• About this exercise
Using the records that follow, tally the lines containing the word "Portal" and state only the count.

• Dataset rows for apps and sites
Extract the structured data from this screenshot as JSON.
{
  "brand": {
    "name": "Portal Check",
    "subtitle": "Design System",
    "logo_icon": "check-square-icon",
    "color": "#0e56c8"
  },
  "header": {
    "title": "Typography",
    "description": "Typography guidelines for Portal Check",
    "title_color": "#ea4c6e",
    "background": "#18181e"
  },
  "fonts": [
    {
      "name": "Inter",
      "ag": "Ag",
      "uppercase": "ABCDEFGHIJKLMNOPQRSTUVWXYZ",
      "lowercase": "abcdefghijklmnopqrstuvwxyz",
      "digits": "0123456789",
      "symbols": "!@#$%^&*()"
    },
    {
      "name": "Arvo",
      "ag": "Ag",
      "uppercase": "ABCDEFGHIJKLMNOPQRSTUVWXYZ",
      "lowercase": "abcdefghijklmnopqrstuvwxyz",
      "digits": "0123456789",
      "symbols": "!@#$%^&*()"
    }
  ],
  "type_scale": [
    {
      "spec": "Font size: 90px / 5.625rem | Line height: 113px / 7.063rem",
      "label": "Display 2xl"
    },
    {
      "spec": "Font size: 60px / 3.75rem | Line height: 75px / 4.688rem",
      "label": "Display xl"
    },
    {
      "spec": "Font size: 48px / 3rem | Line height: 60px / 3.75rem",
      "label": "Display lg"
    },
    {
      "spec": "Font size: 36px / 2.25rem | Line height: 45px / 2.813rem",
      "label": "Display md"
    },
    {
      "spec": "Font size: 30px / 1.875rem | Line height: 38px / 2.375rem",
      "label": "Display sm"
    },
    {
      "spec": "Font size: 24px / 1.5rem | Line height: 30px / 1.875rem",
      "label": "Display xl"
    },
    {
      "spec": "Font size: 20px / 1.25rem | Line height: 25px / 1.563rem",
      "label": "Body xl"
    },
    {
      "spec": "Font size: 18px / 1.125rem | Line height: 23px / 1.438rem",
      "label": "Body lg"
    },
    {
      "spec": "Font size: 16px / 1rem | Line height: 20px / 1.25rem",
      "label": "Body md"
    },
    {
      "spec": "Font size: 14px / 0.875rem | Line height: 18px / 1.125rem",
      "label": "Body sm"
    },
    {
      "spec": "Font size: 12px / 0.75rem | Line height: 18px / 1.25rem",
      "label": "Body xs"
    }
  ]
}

• Solution to the problem
2